>>>>>

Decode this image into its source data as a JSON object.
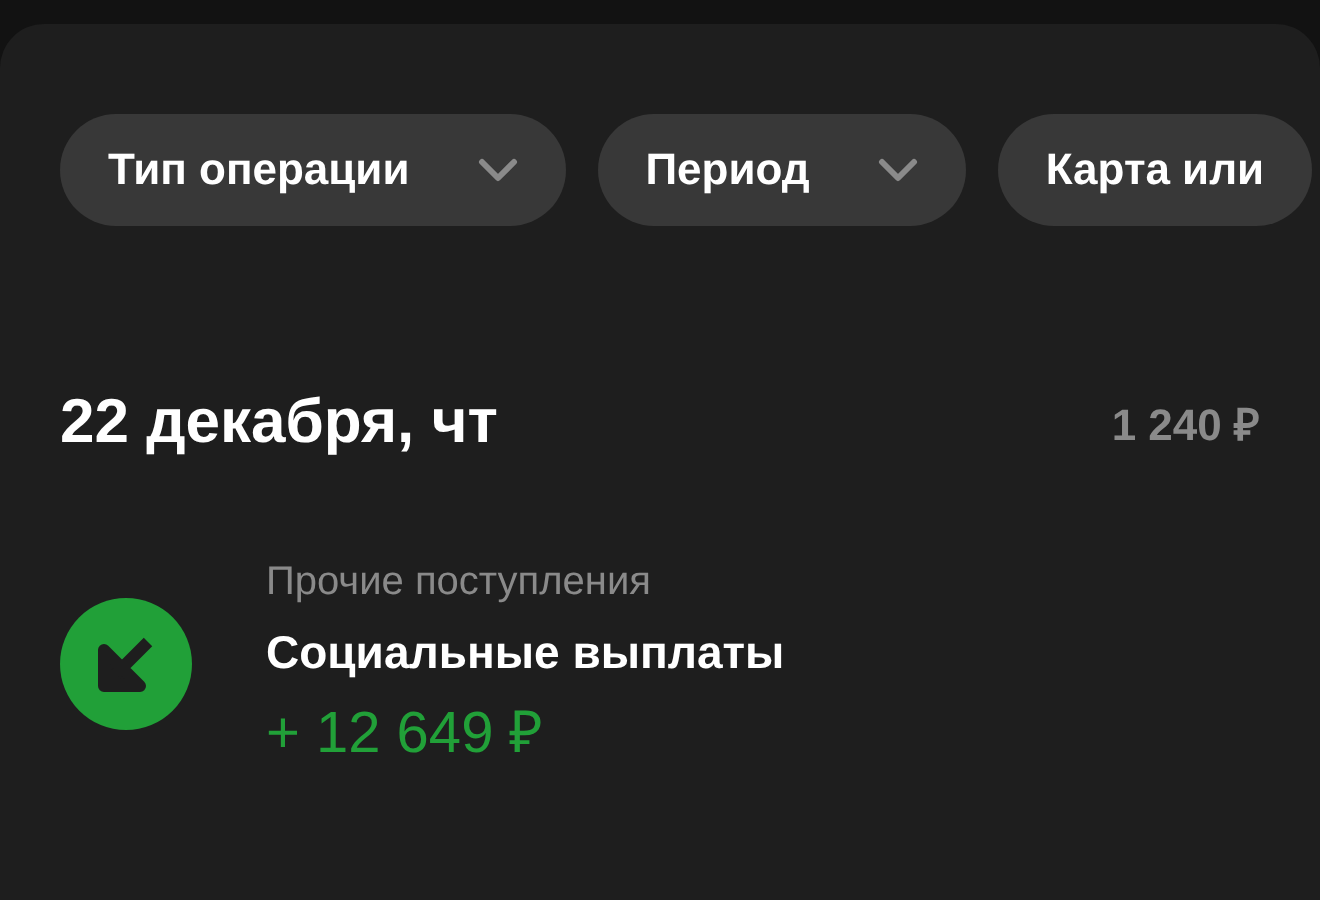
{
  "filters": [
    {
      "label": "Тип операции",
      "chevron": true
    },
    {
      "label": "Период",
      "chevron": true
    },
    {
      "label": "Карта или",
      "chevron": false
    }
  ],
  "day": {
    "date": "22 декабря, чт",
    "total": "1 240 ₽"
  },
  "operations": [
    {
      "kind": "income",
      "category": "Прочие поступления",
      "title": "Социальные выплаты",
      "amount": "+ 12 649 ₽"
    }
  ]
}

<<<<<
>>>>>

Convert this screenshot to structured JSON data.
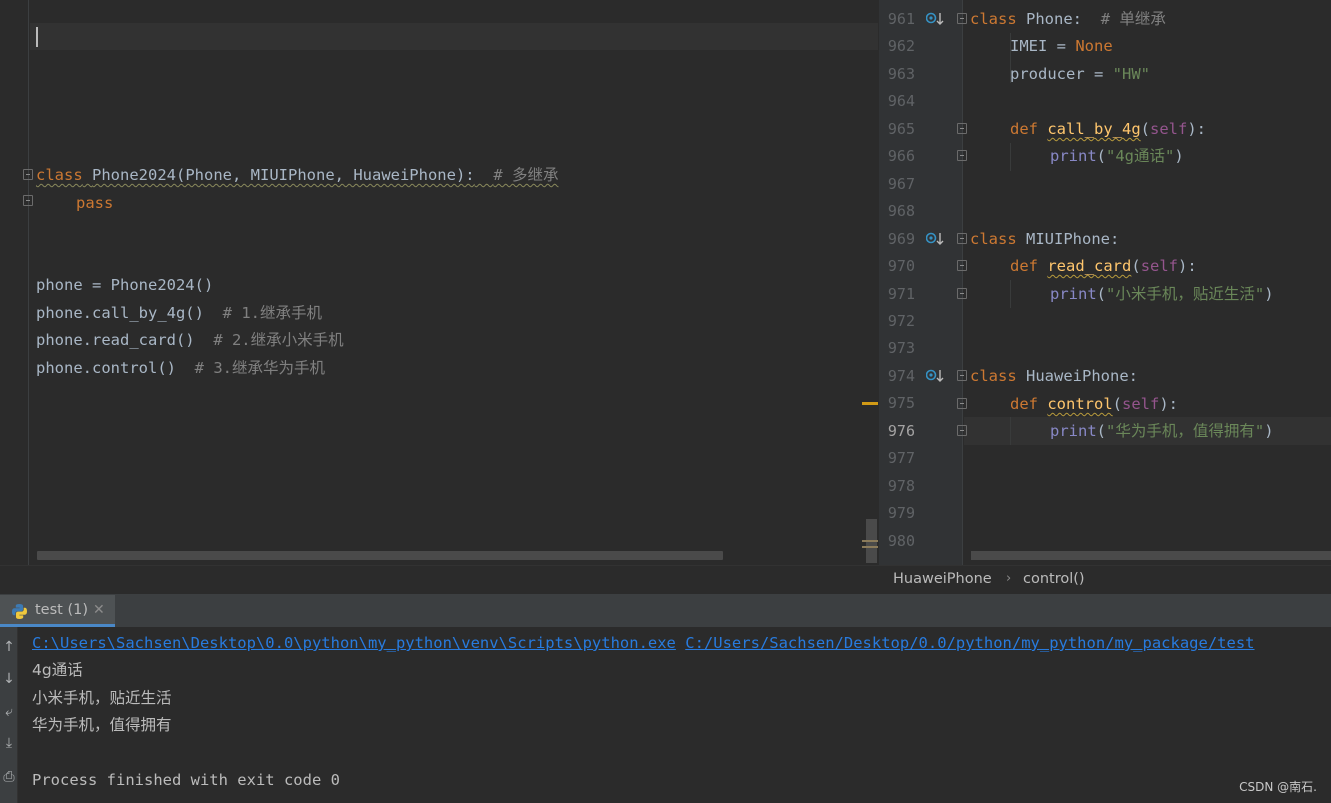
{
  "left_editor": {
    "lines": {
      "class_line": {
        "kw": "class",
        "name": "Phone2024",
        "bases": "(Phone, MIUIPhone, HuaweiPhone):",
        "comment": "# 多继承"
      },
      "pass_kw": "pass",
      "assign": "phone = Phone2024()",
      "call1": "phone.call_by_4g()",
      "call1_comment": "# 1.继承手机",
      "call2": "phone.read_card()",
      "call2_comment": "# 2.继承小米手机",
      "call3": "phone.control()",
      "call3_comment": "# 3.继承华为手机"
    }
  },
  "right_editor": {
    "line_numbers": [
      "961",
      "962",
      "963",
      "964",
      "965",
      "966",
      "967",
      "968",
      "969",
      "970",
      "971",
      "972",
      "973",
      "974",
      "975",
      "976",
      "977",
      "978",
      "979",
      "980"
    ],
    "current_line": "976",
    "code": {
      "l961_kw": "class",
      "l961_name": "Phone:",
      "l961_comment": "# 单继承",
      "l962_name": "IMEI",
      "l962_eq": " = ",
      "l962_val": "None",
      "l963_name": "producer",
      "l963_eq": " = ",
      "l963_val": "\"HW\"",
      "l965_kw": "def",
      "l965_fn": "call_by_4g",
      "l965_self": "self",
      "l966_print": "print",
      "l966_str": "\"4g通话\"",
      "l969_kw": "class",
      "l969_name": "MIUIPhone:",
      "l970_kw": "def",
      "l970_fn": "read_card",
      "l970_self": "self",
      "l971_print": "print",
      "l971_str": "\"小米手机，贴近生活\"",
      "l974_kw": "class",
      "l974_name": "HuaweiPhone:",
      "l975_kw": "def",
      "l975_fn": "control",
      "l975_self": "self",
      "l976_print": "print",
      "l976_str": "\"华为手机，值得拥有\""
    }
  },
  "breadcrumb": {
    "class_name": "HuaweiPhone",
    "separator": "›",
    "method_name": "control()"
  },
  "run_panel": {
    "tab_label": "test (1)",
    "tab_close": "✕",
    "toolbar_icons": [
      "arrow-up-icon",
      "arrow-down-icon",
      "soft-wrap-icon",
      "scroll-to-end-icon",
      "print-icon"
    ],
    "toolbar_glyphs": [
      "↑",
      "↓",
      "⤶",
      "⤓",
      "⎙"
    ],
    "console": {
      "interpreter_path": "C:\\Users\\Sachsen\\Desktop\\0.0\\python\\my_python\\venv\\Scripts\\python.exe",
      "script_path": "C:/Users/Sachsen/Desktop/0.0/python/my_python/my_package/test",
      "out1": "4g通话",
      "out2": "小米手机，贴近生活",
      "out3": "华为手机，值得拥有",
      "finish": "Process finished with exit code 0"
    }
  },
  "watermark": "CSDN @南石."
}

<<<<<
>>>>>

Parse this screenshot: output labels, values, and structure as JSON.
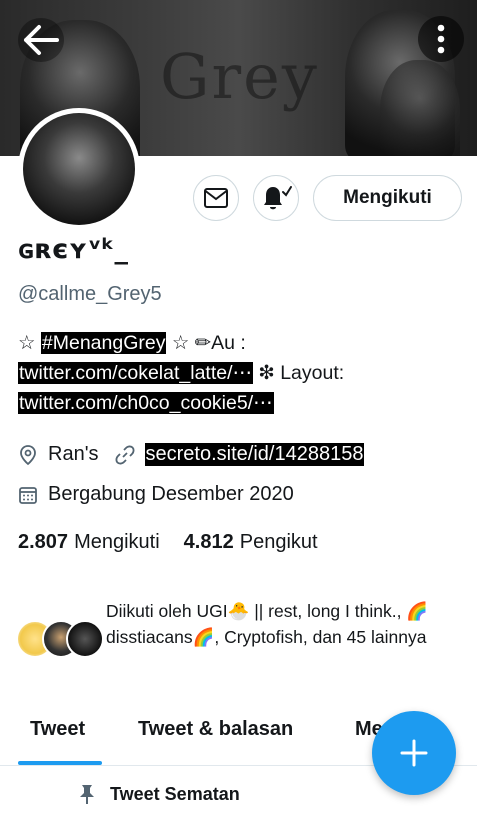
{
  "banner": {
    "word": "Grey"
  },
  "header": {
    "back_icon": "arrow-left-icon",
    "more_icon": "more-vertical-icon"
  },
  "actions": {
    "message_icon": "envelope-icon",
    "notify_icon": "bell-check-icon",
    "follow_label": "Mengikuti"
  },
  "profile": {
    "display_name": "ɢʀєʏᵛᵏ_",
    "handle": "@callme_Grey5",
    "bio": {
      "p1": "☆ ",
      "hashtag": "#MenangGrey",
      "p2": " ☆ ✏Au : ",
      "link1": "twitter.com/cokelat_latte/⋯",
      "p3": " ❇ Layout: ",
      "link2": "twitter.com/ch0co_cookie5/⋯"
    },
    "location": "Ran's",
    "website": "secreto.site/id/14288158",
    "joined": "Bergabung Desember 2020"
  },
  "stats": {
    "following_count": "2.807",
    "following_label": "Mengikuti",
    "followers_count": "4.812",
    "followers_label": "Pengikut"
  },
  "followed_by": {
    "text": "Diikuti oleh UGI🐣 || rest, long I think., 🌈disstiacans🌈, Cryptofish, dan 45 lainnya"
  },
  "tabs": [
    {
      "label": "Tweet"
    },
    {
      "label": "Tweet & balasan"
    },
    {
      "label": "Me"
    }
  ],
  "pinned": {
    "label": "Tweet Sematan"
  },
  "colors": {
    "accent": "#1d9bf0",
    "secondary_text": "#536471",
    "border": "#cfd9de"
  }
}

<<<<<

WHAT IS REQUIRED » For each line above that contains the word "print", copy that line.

ANSWER TO THE EXERCISE »
      "l966_print": "print",
      "l971_print": "print",
      "l976_print": "print",
      "print-icon"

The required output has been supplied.